1. Assess needs 2.Define Scope 3.Write a Statement of Purpose 4.Define Objectives 5.Compose a Narrative 6.Write major & detailed event 7.List Expected Actions 8. Prepare message
Begin with your plan Lesson learned Needs assessment results What do we want? What did we learn? What do we have?
Begin with your plan review of the emergency plan and should address: Hazard Area(s) most vulnerable Functions most in need of rehearsal Potential participants Past exercises Exercise requirements Capabilities
an obvious starting point is the evaluations of past exercises: Who participated in the exercise and who did not? To what extent were the exercise objectives achieved? What lessons were learned? What problems were revealed, and what is needed to resolve them? What improvements were made following past exercises, and have they been tested?
Needs Assessment Results Reveal the following types of issues if they exist: Primary and secondary hazards that the organization faces Problems that need to be resolved Problems that recur Skills that need to be practiced Functions that are weak
Improvements implemented after previous exercises, which now need to be tested New facilities, personnel, or equipment that have not been included in an exercise Weaknesses (such as gaps, conflicting policies, or vague procedures) in the emergency plan or the SOPs The need for role clarification The need for a certain type of exercise Needs Assessment Results
2. Define the Scope Why Define the Scopes? How is Scope Determine? What dose Scope include?
How is Scope Determined? Factors that help define the scope of an exercise include: Expense.
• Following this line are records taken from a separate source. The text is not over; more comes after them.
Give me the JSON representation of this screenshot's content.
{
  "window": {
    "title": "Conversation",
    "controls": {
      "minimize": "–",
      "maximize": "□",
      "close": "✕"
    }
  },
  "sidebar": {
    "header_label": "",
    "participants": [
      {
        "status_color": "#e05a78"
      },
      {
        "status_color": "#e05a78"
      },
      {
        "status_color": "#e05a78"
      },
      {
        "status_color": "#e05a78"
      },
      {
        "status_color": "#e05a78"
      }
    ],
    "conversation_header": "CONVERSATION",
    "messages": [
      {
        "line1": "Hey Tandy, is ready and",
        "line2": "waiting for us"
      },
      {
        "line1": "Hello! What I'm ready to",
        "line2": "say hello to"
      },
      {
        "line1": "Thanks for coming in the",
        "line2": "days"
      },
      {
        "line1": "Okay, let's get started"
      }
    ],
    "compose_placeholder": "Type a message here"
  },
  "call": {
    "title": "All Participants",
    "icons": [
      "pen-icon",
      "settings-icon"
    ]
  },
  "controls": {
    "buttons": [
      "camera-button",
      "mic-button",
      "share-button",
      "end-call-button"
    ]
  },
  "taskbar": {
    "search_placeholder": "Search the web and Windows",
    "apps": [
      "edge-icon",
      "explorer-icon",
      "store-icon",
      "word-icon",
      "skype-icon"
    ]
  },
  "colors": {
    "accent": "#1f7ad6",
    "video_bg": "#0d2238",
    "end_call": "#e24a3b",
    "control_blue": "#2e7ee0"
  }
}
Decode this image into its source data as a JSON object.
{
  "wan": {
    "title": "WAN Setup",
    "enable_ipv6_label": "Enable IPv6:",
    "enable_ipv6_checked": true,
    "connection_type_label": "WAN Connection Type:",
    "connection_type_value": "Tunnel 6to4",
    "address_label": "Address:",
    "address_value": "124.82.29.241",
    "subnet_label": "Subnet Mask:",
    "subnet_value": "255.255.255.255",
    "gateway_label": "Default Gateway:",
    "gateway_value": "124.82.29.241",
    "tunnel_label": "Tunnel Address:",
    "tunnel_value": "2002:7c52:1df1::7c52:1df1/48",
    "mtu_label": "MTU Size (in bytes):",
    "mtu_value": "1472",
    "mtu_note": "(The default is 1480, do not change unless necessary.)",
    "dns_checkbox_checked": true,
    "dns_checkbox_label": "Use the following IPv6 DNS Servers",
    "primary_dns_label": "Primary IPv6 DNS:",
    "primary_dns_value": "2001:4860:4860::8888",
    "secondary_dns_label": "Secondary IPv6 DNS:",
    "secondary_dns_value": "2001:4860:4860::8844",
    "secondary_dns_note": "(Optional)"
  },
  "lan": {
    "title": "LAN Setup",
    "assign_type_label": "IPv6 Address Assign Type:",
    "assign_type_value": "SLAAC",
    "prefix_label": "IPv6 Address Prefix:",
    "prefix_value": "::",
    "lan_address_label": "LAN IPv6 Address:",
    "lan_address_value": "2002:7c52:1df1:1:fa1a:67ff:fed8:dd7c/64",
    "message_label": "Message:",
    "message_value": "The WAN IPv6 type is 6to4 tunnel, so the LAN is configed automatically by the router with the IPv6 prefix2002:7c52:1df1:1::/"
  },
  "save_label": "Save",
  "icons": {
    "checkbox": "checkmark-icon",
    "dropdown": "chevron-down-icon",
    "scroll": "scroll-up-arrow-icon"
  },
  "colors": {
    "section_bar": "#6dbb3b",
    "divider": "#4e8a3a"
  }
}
Availability of personnel and other resources. Seriousness of the problem. Capability of the exercise to address the problem. Skills and experience of the designers. Length of the exercise.
Type of emergency Location Function Participation Exercise type Hazard?Hazard? Where?Where? Who?Who? Jobs? RequirementRequirement
The purpose statement is a broad statement of the exercise goal. Developing the purpose statement… Using the purpose statement as an Exercise directive… This exercise will test…function, agencies, type, location, date-time, contact person, tel. number
An objective is a description of the performance you expect from participants to demonstrate competence. Objectives go hand in hand with the purpose statement but are more specific and performance based.
Essential in exercise process: design, conduct, evaluation, follow up PurposeStatementPurposeStatement
Action-Condition-Standard(or level) of Performance “ Who should do What under what condition according to what standards ”
Within 15 minutes After the evacuation notice is given, Member of EOC Will complete notification procedure to hospital administrator StandardStandard ConditionCondition Who? Specific action
Objective: Demonstrate the adequacy of displays and other materials to support emergency operations.
An exercise is a scenario that simulates an emergency. Part of this scenario is the narrative, which is a brief description of the events that have occurred up to the minute the exercise begins. The narrative has two important functions. MoodMood StageStage
one to five paragraphs long. very specific. phrased in present tense. short sentences to lend immediacy and tension. May develop the situation chronologically (event with warning time). May emphasize the emergency environment.
Writing a play: …Acts & Scenes Writing Exercise events:…Major & Detailed events Player thinks it is a Problem..not a Simulated scenario Developing Major Events Major events are big problems resulting from the emergency.
the actions or decisions that you want participants to carry out to demonstrate competence. necessary to identify expected actions to: – Write messages. – Determine what should be evaluated.
Expected actions are a breakdown of objectives - the actions that would be taken by an organization or an individual to meet the objective. Expected actions are closely tied to objectives. Objectives state general desired actions.
Messages are used to communicate detailed events to exercise participants. To evoke a response: action, decision that meet objective input prescript messages: controller, facilitator
Transmitting message: radio, phone, note, etc. Credibility Relationship to Expected Actions Message variable: Who, How, What, To whom Message example
Message format Spontaneous message: unexpected response from player, improvise message may be used To: From: Method: Date, Time…. Content: